23 January 2013

Not so "white-bread" after all

I was first introduced to Michael Ruhlman when the Sailor read his book, The Making of a Chef, in preparation for our visit to the Culinary Institute.

Ruhlman at work in his kitchen

Since then, I've learned a little more about Ruhlman and WOW! What an interesting guy! In addition to being a renowned chef and author of nearly a dozen cookbooks, including several that he co-wrote with Thomas Keller of  French Laundry, Ruhlman is author of Wooden Boats: Pursuit of the Perfect Craft at an American Boatyard and Walk on Water, a book about the life of a surgical team that specializes in pediatric heart surgery.

We have Ruhlman's Twenty: 20 Techniques, 100 Recipes in our expansive library of cookbooks.

"Rare is the cookbook that redefines how we cook. And rare is the author who can do so with the ease and expertise of acclaimed writer and culinary authority Michael Ruhlman. Twenty distills Ruhlman's decades of cooking, writing, and working with the world's greatest chefs into twenty essential ideas from ingredients to processes to attitude that are guaranteed to make every cook more accomplished. Whether cooking a multi-course meal, the juiciest roast chicken, or just some really good scrambled eggs, Ruhlman reveals how a cook's success boils down to the same twenty concepts. With the illuminating expertise that has made him one of the most esteemed food journalists, Ruhlman explains the hows and whys of each concept and reinforces those discoveries through 100 recipes for everything from soups to desserts, all detailed in over 300 photographs. Cooks of all levels will revel in Ruhlman's game-changing Twenty." -Amazon

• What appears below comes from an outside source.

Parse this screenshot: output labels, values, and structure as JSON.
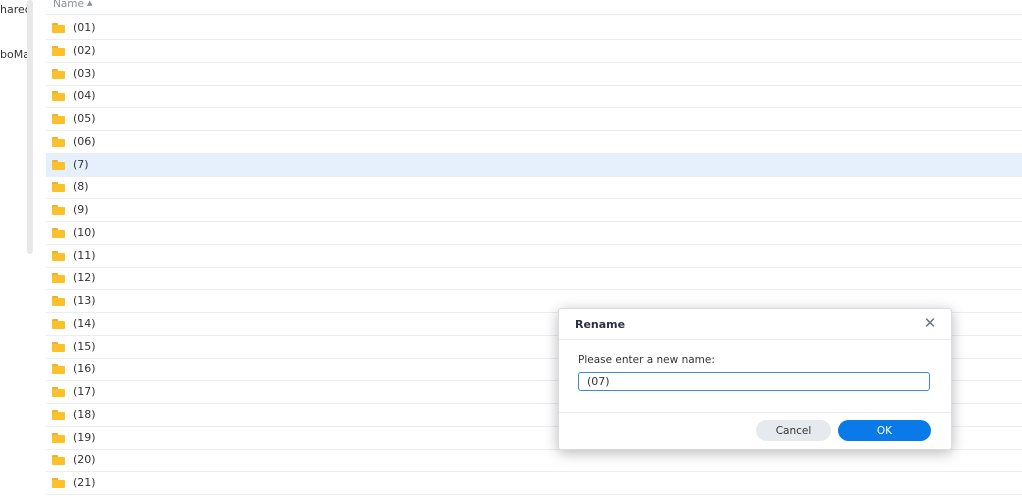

One of the best comfort foods on a cold, wintery day is fresh baked bread. I'm usually the one who bakes up a loaf of banana or cranberry bread-- something sweet, more along the lines of a dessert of course! The the Sailor is the practical one, who makes real food, and Ruhlman's Twenty Dutch Oven Bread has become a favorite accompaniment to homemade soup around here. It's a bit time-consuming--but easy and worth the effort. (And the carbs. I don't care what anyone says. This recipe proves that white, enriched can't be all bad for you!)

via Eat at Joe's

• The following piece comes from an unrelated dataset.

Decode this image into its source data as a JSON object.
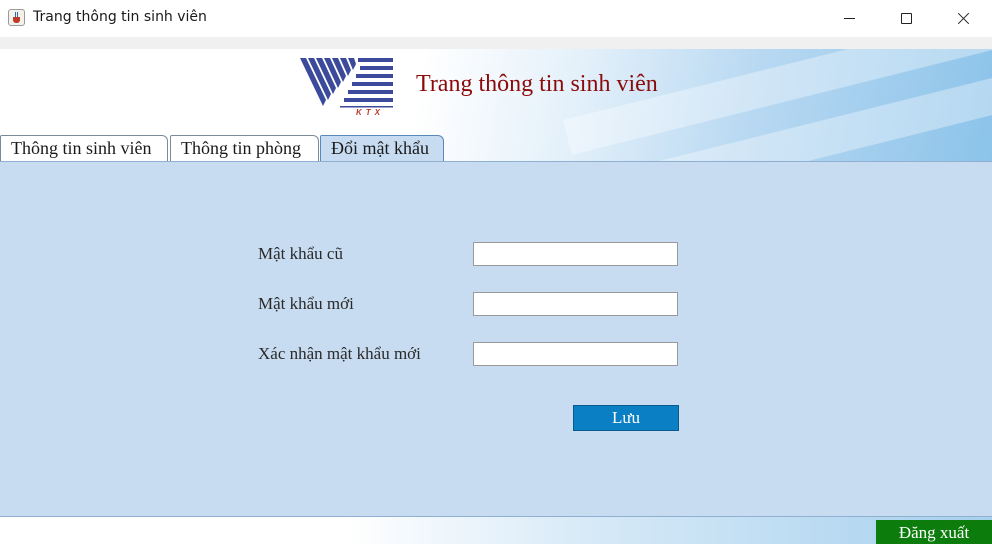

Dutch Oven Bread
4 cups All Purpose Flour
1.5 cups water
1 teaspoon dry active yeast
2 teaspoons kosher salt plus more for sprinkling
vegetable oil
olive oil

Combine the flour, water, yeast and salt in the bowl of a stand mixer fitted with a dough hook. Mix on medium speed until the dough is smooth and elastic, 5 to 10 minutes. Depending on the size of the bowl, you may need to stop the mixer and remove the dough from the dough hook of the dough is not developing thoroughly. When the dough looks smooth, cut off a piece and stretch it. If it stretches to the point of transparency, it’s mixed enough. If not, continue mixing until it will.

Remove the bowl from the mixer and cover it with a pot lid or plastic wrap. Allow the dough to rise until it has doubled in size and does not spring back when you push your finger into it, 2 to 4 hours.

Turn the dough out onto a work surface and knead it to release the gas and redistribute the yeast. Shape it roughly into a ball, cover it with a towel, and let it stand for 10 minutes or so to allow the gluten to relax.

Shape the dough into a tight ball- the tighter the better- by rolling it on the work surface between your palms.

Coat the bottom and sides of a large Dutch oven (5 ½ quarts) or larger) with vegetable oil. Put the dough in the center of the pot and put the lid on. Allow the dough to rise again, 30 to 60 minutes (less if it’s very hot and humid, more if it’s cold).

Preheat the oven to 450f. 

Rub 1 tablespoon olive oil gently over the surface of the dough. Score the bread with a sharp knife or razor making an x or a hash mark; this will allow the dough to expand freely. Sprinkle the dough with salt. Cover the pot and put it in the oven.

After 30 minutes, remove the lid, reduce the oven temperature to 375f and continue baking until the bread is nicely browned and cooked through. It should have an internal temperature of 200f or so when done.

Allow the bread to rest on a rack for at least 30 minutes before serving so that the interior finishing cooking.


1 comment:

  1. This is one of my favorite cookbooks too! (A group of my girlfriends have a "cookbook" club, and this was one of our recent choices.) The Deviled Eggs with Bacon and Blue Cheese were unreal, and we also loved the Chipotle-Corn Fritters with Cilantro-Lime Dipping Sauce. I have not tried the bread recipe, so I'll have to give it a try soon.